BEGIN SUPPLIED MATERIAL

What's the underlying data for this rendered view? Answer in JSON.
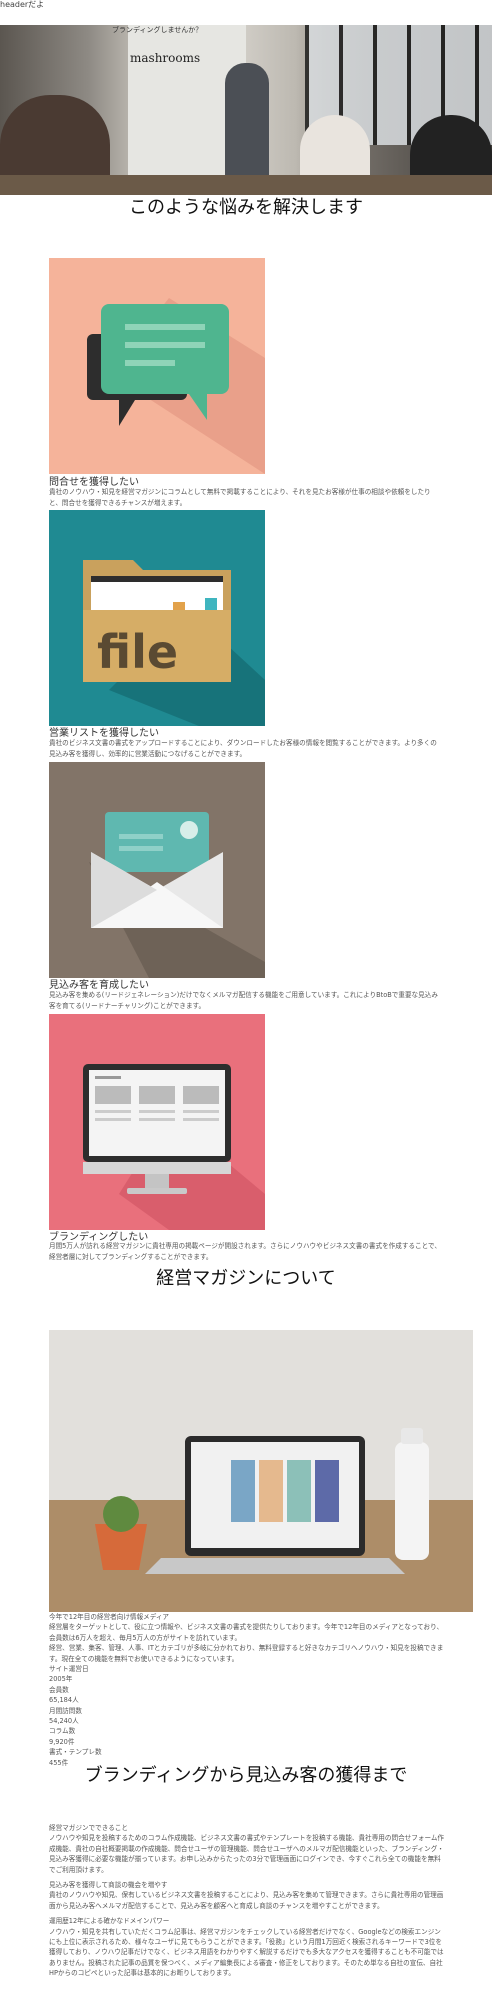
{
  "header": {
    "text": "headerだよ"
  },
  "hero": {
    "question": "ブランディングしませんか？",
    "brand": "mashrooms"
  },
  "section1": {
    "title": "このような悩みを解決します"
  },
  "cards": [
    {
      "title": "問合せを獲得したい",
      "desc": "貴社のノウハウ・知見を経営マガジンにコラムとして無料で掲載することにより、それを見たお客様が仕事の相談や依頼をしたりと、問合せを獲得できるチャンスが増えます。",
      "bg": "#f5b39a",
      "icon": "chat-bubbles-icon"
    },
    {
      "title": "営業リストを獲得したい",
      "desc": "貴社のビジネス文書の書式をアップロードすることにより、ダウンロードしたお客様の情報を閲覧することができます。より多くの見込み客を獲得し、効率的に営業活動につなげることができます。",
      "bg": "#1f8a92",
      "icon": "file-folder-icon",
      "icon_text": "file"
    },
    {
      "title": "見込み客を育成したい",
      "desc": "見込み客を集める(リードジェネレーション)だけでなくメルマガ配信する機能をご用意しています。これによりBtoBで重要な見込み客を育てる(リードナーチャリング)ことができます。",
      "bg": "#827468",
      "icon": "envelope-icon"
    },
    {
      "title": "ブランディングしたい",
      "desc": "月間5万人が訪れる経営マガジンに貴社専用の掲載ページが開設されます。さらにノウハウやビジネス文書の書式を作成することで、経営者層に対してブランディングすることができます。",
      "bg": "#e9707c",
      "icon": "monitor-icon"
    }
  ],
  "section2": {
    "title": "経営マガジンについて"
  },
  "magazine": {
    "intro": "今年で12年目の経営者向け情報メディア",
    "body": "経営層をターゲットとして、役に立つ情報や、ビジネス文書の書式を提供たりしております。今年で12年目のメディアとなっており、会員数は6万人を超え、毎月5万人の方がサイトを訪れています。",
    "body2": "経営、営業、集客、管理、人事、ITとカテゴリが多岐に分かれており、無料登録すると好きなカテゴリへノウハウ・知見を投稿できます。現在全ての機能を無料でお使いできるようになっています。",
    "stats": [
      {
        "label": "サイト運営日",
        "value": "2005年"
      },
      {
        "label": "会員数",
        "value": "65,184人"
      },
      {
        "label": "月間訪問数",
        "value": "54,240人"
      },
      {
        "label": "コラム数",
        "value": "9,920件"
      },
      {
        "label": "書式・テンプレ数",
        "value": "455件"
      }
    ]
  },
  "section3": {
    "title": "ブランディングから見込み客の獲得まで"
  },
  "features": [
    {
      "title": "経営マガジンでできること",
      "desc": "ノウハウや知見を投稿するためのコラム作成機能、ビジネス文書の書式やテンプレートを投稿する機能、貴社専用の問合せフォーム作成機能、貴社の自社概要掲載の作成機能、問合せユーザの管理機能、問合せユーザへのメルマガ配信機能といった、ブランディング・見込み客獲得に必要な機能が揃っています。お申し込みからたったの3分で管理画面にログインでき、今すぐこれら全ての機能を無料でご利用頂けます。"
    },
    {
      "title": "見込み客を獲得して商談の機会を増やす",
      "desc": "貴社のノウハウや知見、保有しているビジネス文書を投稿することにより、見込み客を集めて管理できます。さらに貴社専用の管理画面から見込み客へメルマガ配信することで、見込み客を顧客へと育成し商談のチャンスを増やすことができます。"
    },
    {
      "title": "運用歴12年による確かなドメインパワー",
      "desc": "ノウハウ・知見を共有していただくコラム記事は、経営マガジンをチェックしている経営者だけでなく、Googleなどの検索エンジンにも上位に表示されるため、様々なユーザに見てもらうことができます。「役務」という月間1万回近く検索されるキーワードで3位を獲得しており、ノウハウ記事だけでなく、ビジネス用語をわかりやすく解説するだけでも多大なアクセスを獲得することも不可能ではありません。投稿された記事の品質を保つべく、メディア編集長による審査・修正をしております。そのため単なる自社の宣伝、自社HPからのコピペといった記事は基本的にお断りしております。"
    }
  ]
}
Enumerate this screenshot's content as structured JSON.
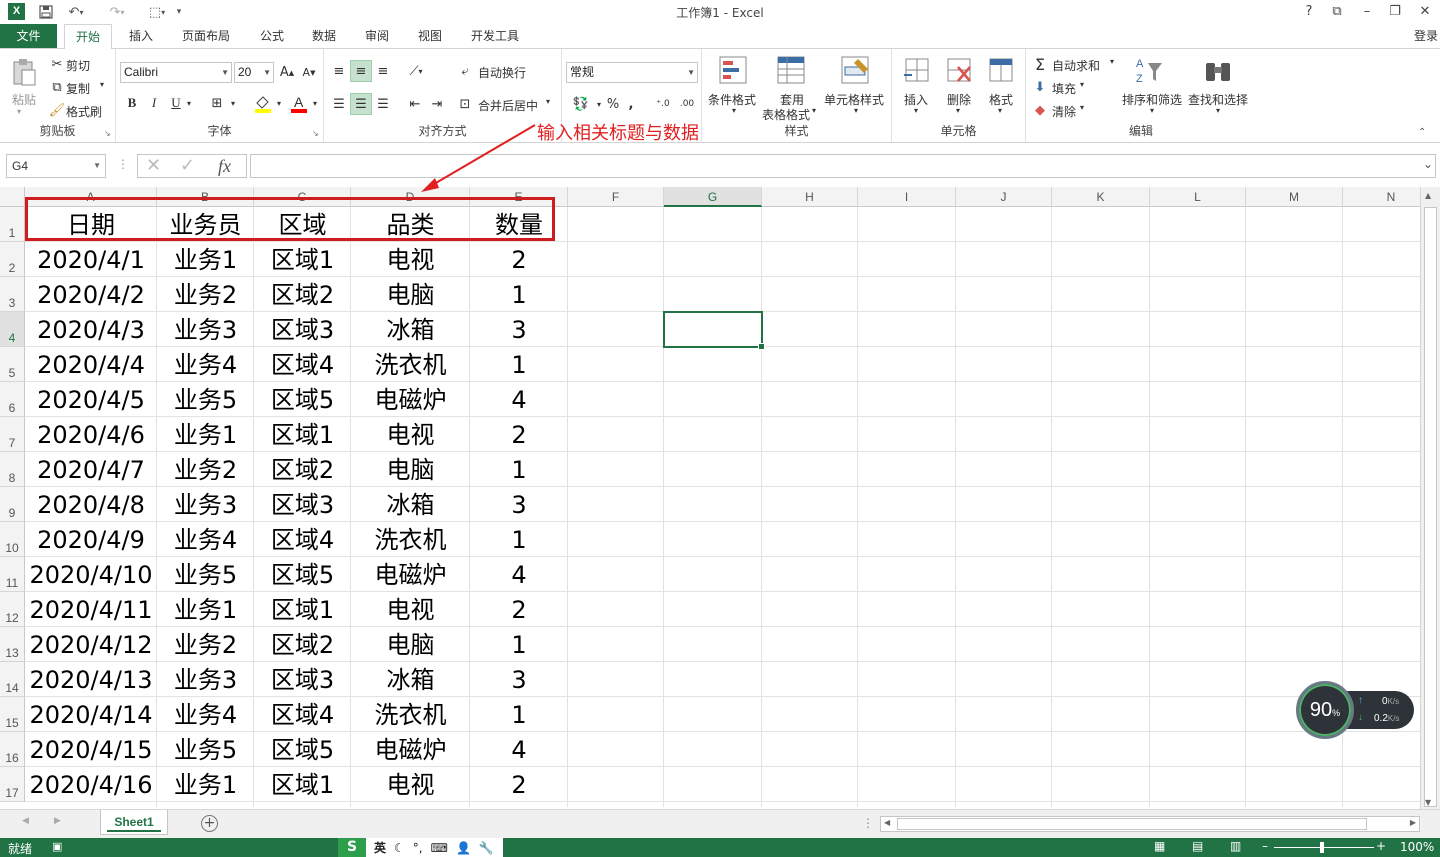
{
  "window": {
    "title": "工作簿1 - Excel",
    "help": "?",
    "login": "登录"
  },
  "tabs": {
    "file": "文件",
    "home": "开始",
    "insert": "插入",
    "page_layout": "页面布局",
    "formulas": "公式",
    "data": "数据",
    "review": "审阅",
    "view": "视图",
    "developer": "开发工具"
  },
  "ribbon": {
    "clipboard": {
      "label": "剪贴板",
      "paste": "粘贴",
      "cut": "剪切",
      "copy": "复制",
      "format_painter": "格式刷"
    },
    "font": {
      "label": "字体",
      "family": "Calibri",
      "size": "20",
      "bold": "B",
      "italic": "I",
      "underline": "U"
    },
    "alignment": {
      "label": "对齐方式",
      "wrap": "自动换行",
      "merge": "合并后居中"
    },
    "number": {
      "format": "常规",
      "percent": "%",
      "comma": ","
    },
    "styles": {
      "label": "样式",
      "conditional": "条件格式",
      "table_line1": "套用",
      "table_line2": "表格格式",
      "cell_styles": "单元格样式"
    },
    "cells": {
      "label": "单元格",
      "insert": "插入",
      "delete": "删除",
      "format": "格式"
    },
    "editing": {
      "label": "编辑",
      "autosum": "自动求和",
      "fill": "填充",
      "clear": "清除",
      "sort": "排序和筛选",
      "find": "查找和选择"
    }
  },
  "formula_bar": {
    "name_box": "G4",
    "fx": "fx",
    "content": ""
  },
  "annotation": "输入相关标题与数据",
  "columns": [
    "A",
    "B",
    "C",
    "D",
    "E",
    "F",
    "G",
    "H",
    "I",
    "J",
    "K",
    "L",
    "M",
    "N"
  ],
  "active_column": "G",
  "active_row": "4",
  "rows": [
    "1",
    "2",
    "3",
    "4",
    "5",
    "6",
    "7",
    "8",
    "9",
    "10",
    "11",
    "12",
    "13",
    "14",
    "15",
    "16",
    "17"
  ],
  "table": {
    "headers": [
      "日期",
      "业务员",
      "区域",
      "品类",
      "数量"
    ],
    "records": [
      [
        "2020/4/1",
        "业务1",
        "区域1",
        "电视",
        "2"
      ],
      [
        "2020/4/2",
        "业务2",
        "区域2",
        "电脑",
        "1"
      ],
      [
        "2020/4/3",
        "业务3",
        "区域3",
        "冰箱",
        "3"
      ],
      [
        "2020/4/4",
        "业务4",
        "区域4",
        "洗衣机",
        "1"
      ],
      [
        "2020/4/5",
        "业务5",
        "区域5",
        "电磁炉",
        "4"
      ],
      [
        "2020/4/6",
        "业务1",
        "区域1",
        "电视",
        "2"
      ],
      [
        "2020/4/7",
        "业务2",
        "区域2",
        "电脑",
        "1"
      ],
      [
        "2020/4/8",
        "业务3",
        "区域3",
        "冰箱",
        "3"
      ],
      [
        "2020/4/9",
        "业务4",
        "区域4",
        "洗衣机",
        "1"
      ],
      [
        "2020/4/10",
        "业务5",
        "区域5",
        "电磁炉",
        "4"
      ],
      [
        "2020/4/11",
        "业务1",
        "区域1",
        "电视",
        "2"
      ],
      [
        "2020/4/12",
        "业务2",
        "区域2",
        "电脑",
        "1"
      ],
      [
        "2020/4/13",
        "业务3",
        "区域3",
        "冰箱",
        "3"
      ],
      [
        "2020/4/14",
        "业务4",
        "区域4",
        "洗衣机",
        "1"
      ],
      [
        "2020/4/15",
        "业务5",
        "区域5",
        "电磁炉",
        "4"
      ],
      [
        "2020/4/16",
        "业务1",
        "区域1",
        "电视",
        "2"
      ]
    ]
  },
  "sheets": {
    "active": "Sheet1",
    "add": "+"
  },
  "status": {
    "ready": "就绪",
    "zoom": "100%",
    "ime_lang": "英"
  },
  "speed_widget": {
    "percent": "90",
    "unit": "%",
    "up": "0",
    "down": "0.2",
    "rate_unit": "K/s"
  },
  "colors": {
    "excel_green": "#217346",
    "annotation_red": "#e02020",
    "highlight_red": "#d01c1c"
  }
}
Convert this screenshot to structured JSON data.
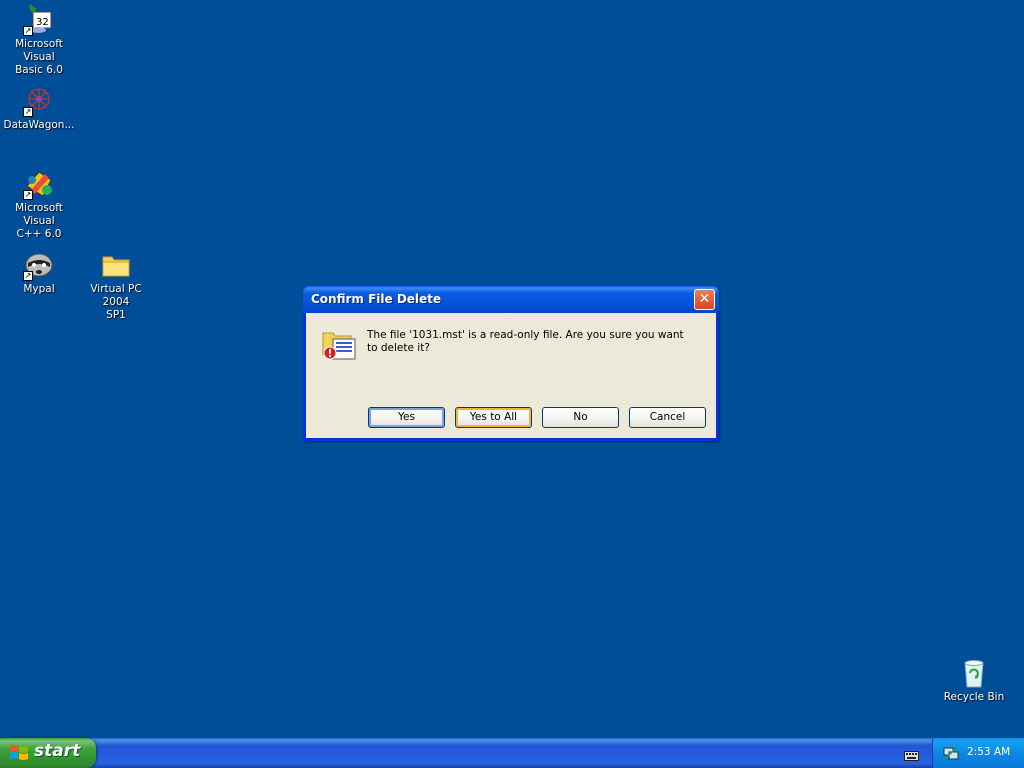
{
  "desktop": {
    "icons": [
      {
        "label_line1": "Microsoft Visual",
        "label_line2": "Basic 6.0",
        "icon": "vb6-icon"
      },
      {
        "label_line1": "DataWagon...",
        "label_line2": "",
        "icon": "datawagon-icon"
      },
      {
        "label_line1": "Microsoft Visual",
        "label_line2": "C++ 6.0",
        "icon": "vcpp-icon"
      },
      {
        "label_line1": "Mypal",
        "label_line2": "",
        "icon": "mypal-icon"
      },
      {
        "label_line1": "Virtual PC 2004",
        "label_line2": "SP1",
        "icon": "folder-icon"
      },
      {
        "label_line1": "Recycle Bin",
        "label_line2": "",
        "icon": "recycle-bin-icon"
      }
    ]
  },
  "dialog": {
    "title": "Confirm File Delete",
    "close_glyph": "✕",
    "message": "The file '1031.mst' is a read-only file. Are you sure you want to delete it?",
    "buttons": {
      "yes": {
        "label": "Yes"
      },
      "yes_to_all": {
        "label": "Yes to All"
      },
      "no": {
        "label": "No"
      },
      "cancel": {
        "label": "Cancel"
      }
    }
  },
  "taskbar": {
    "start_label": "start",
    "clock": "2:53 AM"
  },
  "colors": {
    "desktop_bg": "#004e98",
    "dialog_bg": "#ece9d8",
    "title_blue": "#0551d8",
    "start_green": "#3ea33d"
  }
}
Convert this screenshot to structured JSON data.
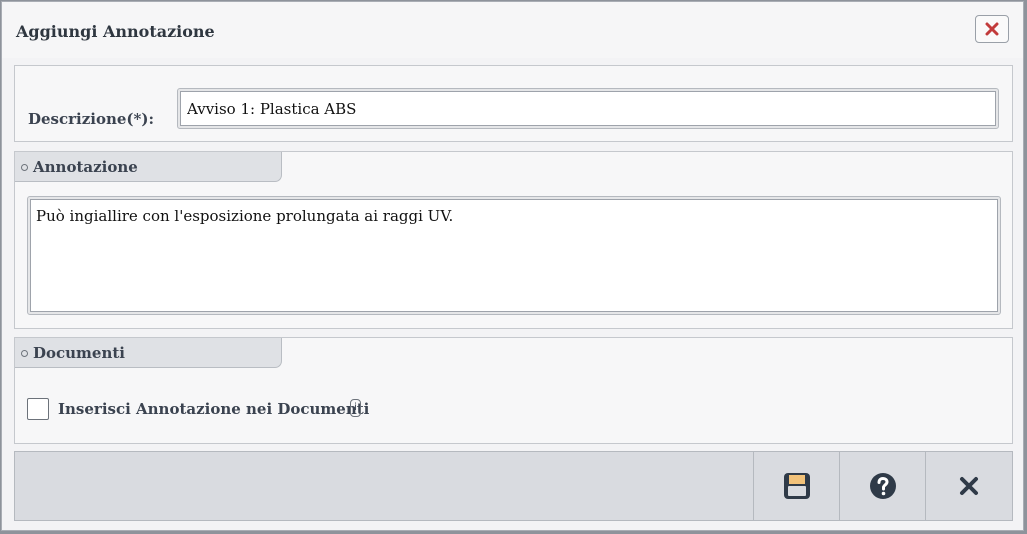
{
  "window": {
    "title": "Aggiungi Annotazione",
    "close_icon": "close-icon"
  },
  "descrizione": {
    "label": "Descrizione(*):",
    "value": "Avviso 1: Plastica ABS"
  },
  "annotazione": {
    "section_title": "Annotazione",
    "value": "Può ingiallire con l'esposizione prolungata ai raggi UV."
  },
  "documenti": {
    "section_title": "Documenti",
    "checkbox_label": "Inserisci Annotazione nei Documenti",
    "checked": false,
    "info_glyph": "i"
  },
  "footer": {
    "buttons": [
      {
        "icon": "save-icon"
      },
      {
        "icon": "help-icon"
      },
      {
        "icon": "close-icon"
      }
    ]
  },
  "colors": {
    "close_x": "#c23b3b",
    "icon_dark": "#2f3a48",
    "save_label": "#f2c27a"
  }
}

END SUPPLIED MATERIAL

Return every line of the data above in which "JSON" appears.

What's the underlying data for this rendered view? Answer in JSON.
Enumerate this screenshot's content as structured JSON.
Convert this screenshot to structured JSON data.
Convert this screenshot to structured JSON data.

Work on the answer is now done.